So much of our time is spent staring at screens, sitting down, and requiring constant stimulation from our external environment. A body scan is a way to connect back to your body and untether from the rest of the world. It’s a form of meditation that I like to use when I need a reminder of all the amazing things that my body can do, from healing itself to moving pain-free. Body scan meditations lead to a boost in happiness and lower anxiety when compared to a control condition.

  1. Get out into nature.

I love living in New York City and am truly grateful for all of the opportunities and amazing people that the city affords. But I’m most reminded of just how vast and incredible the world is when I’m in the quiet outdoors, observing natural beauty.

That’s why I try to head upstate and out of the city with my husband, son, and dogs whenever I have a free weekend. We spend time walking through the woods, playing tennis outside, gardening in the summer and breathing in the fresh country air. After just a few hours, I feel calmer and more grateful, and it’s not just in my head—spending time outside can actually lower the stress hormone cortisol, decrease sympathetic nervous activity, systolic blood pressure, and heart rate.

  1. Focus on contribution

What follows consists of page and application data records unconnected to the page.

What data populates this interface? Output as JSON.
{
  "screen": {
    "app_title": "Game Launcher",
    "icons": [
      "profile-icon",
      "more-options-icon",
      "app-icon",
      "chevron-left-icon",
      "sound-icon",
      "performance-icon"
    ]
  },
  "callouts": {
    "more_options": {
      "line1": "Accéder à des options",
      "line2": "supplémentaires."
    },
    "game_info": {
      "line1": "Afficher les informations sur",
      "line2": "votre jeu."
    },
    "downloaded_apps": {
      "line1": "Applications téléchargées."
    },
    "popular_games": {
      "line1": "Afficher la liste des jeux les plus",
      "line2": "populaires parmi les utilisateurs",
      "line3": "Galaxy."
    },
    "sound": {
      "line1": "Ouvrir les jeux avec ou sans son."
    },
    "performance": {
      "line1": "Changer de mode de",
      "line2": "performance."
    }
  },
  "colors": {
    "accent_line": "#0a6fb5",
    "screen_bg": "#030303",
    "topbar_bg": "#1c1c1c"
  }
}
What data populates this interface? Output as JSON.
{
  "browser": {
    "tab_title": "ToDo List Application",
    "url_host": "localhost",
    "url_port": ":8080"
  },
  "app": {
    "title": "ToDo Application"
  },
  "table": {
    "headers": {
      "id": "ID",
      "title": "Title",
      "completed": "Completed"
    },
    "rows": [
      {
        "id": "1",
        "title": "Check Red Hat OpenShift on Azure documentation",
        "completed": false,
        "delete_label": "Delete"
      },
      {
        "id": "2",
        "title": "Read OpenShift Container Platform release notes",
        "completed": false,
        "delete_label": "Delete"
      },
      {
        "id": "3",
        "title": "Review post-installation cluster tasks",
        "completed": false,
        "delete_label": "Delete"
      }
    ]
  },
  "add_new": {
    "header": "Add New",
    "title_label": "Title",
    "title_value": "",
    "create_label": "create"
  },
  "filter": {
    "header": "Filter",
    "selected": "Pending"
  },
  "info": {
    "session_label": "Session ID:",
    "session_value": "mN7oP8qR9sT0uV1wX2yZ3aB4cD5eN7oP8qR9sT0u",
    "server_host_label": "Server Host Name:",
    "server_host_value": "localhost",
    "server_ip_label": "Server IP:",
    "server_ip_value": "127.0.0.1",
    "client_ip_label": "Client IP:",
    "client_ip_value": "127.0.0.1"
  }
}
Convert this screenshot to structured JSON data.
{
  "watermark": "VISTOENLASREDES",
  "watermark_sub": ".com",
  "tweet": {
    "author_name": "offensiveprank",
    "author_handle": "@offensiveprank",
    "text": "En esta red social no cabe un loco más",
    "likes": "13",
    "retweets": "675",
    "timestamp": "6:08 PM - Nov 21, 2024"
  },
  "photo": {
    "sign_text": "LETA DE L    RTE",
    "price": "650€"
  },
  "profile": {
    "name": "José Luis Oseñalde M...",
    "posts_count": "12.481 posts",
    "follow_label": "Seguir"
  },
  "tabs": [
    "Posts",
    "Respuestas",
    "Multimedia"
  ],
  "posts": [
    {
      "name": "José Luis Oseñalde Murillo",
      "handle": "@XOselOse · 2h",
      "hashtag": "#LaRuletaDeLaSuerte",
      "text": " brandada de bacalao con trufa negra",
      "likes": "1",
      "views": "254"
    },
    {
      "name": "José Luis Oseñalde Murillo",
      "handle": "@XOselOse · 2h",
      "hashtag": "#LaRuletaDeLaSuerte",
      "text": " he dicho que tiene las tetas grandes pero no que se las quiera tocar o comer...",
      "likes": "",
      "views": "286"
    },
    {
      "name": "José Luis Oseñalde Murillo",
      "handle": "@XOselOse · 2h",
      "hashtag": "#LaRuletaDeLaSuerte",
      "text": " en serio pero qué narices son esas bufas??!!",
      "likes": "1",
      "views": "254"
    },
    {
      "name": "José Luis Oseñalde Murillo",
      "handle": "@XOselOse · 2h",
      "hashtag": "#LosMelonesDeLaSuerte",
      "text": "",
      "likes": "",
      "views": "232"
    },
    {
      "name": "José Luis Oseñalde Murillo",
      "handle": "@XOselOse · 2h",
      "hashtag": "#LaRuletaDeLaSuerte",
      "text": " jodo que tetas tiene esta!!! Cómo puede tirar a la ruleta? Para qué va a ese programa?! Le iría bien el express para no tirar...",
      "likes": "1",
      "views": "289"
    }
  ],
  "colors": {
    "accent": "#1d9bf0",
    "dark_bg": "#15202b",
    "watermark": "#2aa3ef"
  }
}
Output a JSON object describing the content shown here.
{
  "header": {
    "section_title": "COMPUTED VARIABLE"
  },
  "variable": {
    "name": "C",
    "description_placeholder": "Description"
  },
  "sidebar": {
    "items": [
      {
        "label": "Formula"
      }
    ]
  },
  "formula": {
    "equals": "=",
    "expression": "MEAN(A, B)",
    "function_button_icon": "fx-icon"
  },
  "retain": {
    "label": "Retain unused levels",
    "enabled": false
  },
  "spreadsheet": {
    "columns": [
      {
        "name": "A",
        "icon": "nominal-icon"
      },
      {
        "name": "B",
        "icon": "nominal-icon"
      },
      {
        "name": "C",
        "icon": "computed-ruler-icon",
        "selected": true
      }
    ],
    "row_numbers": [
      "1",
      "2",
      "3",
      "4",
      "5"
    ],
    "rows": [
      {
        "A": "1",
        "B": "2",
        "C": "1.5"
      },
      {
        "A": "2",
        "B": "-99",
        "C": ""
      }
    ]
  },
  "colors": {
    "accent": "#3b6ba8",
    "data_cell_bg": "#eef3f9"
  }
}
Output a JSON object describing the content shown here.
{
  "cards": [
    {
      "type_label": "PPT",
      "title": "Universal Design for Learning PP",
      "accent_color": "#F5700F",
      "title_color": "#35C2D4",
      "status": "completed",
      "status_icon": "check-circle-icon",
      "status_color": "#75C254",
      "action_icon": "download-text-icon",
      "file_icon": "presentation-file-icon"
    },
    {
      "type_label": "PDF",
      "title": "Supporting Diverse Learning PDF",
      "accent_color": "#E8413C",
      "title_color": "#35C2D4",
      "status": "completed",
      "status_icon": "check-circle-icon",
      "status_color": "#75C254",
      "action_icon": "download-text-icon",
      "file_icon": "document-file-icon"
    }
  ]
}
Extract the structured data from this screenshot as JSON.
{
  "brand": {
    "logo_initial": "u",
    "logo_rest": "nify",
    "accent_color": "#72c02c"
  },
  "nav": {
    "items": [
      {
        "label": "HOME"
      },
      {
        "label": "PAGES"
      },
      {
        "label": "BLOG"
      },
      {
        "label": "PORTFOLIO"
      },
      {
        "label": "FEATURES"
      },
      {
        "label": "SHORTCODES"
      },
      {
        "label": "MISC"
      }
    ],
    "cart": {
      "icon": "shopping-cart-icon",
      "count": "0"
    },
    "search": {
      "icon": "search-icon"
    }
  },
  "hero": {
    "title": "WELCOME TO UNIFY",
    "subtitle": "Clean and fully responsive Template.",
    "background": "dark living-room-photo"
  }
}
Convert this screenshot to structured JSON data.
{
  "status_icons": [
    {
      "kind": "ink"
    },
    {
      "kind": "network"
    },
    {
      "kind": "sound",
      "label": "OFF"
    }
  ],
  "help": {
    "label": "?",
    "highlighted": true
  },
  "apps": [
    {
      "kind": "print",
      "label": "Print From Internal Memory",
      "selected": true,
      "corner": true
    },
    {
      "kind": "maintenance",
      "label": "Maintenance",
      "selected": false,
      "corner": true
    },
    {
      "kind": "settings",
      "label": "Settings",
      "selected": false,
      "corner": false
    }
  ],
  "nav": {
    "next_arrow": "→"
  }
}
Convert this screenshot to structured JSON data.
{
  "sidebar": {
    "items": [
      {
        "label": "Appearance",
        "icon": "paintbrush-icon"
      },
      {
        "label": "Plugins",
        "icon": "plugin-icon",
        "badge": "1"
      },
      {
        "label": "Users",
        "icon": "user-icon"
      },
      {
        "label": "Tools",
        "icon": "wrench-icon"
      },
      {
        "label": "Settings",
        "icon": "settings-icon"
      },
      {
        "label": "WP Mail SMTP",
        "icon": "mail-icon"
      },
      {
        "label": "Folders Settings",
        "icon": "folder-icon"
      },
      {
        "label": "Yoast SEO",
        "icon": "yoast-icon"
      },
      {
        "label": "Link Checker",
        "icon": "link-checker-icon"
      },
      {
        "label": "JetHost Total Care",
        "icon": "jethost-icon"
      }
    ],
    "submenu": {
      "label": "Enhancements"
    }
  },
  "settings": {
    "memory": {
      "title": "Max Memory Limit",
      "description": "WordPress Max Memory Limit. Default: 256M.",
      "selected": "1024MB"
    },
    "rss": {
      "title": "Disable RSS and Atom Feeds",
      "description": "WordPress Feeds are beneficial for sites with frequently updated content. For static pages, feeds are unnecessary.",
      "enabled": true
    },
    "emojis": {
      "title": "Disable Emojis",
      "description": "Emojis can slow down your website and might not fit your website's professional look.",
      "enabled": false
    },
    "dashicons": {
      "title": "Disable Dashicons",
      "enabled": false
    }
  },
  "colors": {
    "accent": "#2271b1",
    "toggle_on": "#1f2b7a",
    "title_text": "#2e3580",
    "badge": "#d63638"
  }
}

Happiness and pleasure are not the same thing. Happiness isn’t taking something in, rather, it’s having something to give. Whether it’s donating to a cause you feel strongly about, volunteering your time to help others, doing a random good thing for someone without asking, voting if you’re lucky enough to live in a democracy, or just speaking out and making your voice heard, these acts can help you reflect on all of things you have to be grateful for. A one time act of thoughtful gratitude produced an immediate 10 percent increase in happiness and 35 percent reduction in depressive symptoms, found research.